But the most immediate strategic impact of China’s rise, and the response to it, has been the rapid expansion of the geographical arena within which competition is taking place, from its East and Southeast Asian core to the broader Eurasian landmass and its maritime surrounds. On China’s side, this has been spurred by its Belt and Road Initiative, partly designed to export domestic overcapacity, partly to address genuine infrastructure gaps and partly to deepen its political and economic links and influence with its neighbours. The response from its competitors has seen the United States, Japan, India and Australia reframe their strategic environments as the Indo-Pacific.
The ASEAN states are already challenged by China’s growing weight, uncertainty about US policy under Donald Trump, the economic challenge of escaping the middle income trap and, in some cases, internal fragility.
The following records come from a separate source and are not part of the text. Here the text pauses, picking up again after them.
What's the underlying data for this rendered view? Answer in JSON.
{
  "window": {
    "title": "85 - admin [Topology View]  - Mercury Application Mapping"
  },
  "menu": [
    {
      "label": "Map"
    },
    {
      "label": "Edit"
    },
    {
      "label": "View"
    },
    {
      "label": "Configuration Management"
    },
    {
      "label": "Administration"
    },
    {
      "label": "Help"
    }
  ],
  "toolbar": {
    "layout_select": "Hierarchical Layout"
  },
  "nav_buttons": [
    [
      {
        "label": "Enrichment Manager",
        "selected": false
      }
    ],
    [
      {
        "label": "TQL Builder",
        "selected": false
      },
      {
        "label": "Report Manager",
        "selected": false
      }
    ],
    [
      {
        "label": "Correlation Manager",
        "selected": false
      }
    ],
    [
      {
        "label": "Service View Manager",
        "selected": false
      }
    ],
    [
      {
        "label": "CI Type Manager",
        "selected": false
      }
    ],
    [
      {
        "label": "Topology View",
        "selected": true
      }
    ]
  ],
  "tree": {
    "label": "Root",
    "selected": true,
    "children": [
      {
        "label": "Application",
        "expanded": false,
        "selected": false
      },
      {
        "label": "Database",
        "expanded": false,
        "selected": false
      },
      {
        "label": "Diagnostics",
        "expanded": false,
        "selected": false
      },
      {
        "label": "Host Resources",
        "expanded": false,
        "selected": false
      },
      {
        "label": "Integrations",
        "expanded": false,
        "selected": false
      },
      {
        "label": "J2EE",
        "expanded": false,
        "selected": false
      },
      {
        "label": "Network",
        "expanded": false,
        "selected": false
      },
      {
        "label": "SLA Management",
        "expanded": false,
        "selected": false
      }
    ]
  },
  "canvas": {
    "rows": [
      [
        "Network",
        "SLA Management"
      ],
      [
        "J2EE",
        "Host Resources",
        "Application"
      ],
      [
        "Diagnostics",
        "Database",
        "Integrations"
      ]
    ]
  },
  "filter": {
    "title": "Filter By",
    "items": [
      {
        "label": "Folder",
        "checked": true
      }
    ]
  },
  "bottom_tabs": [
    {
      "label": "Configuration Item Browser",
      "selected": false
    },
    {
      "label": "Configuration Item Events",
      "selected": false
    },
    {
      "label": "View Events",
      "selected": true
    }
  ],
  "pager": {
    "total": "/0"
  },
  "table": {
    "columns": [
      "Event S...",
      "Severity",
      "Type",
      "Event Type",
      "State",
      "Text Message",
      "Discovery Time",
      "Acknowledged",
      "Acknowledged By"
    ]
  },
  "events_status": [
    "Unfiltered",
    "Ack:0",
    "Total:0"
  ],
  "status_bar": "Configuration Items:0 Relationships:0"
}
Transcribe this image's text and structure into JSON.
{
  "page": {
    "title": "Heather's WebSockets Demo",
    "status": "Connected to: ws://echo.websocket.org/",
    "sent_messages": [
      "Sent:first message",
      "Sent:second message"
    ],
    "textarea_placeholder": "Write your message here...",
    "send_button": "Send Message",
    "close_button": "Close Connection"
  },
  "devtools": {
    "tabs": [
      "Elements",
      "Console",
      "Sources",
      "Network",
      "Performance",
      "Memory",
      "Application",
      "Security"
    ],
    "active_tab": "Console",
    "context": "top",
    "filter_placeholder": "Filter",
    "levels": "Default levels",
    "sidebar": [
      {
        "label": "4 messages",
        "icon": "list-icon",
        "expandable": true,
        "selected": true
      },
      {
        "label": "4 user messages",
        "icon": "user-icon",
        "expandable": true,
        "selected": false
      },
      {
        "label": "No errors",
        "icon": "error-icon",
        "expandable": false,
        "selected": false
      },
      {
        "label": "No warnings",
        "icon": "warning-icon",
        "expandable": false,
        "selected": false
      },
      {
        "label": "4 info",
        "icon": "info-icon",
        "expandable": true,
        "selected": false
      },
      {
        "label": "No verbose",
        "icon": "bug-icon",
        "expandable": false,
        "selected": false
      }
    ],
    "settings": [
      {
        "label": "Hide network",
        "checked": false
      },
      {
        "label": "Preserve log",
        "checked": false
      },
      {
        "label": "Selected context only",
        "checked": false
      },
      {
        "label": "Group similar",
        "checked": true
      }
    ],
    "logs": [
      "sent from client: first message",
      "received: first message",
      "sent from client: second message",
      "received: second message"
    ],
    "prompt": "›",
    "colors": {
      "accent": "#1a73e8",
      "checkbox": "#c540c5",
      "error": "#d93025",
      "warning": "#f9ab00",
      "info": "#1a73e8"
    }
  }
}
But the expanded arena of competition raises new threats, in particular, to ASEAN’s traditional assertion of its centrality in Asia’s security and economic institutions.
We also face an entirely different sort of threat North of the wall, in the form of a North Korean regime undeterred by sanctions and as difficult to fathom sometimes as the White Walkers, armed with nuclear weapons and the missile systems to deliver them. As the former Australian Defence Minister, and my predecessor as President of the AIIA, Kim Beazley, wrote in a recent article, “without doubt, we are at the most dangerous moment since the armistice that adjourned the Korean War in 1953.”
For countries like New Zealand and Australia the environment is getting much tougher. The post-war global order within which our entire contemporary foreign policy histories have passed is over. Whatever its strains and challenges, we’re going to look back on that period as one perfectly suited to small and middle-sized powers. It was a world that was globalising in its aspirations, in which functioning multilateral institutions operated and helped to establish a rules-based order which we could easily support because the rules had more or less been set by us and our mates. It permitted us the comfortable belief that we did not have to make hard choices between our security and our prosperity.
But this is a world in which we will have to make serious choices all the time about the risks we will accept, the the benefits that might accrue, and the price we are willing to pay. And it is a world in which we will not be able to rely as much on our traditional partners. Whatever follows the Trump administration, the United States is likely to be more focused on itself and less interested in remaking the global landscape in its own image. And Britain after Brexit will no longer be an entry point for us to Europe and, in my view, will be less influential globally.
The challenge for Australia and New Zealand is how we manage a relationship with and within Asia more complicated than any we have known before.
The trade debate is shifting from the relatively simple questions of industrial tariffs and agricultural quotas to deeper issues related to competition in the cutting-edge areas of technology like artificial intelligence, robotics and bioengineering. As the debates about the Trans-Pacific Partnership and the Belt and Road Initiative show us, Australia and New Zealand are going to find it harder to identify simply and easily where our national interests lie. We need to understand China and the other key Asian countries as effectively as we do our traditional partners. That’s going to require a significant investment of time and resources on the part of our ministers, officials and businesspeople.
Policymaking is becoming far more complicated. The easy days are over. Winter is coming.
AIIA National President Allan Gyngell AO FAIIA presented a version of this article at the recent NZIIA National Conference.
This article is published under a Creative Commons Licence and may be republished with attribution.